On Dehumanizing the Disabled

On a fairly regular basis, I have people send me disability related items that they think may interest me. Occasionally someone will tell me to read a book because they are interested in my take on things. I’m usually game. I like to expand my horizons, and I know that about 90% of this stuff is stuff I wouldn’t see if someone didn’t take the time to point it out to me.

A friend sent me a book to read (I will keep this book anonymous because I don’t want to upset the author, and I’m pretty sure she didn’t do this out of malice), and while it’s not my usual read, the way it was sent to me intrigued me. “Hey Sarah, I know this isn’t your usual, but disability is mentioned in this book and I’d be really interested to see what you think about it.” I replied, asking for more details and I got basically a wink and a mysterious smile in response and, “You’ll see…” Well, I’m a sucker for “you’ll see…” so I found the book on my library’s audiobook site, downloaded it and I’ve been giving it a listen.

My friend is right, this absolutely isn’t my bag, but I made my way through it, and yes, disability is mentioned. The protagonist has a heart condition (which gets cured, and that’s fine, but the “cure narrative” is something that I’ll leave for another day), but it’s really a passing comment about a minor character that doesn’t even rank in the book (and basically is just mentioned for this one instance) that raised my hackles, and it’s the reason for this post today.

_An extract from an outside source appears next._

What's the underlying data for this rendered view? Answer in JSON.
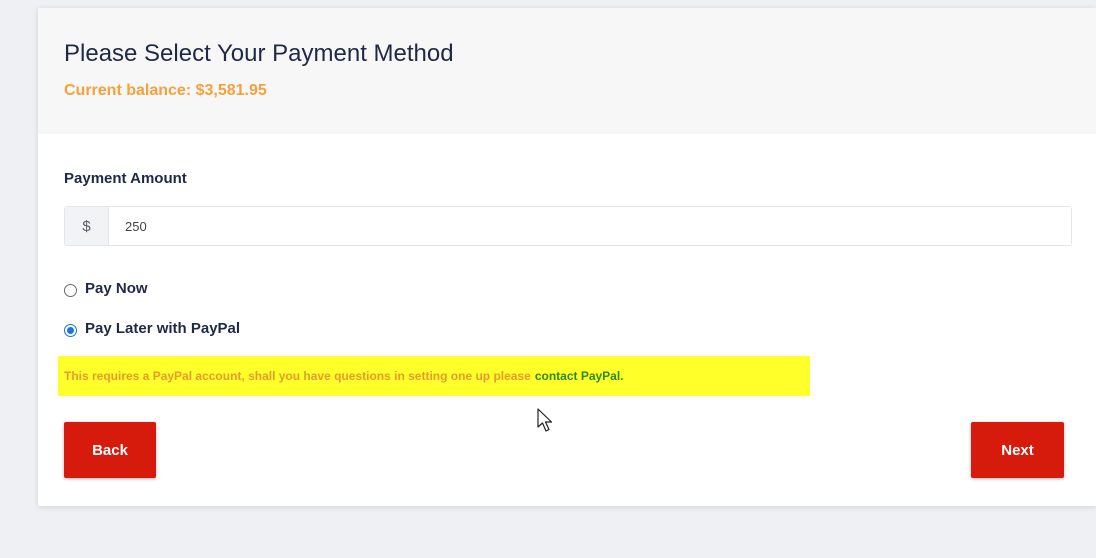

The comment that got me was a bit of a backstory about an assassin who was injured, and now he is disabled, bitter, and angry, and waiting to die.

Continue reading “On Dehumanizing the Disabled”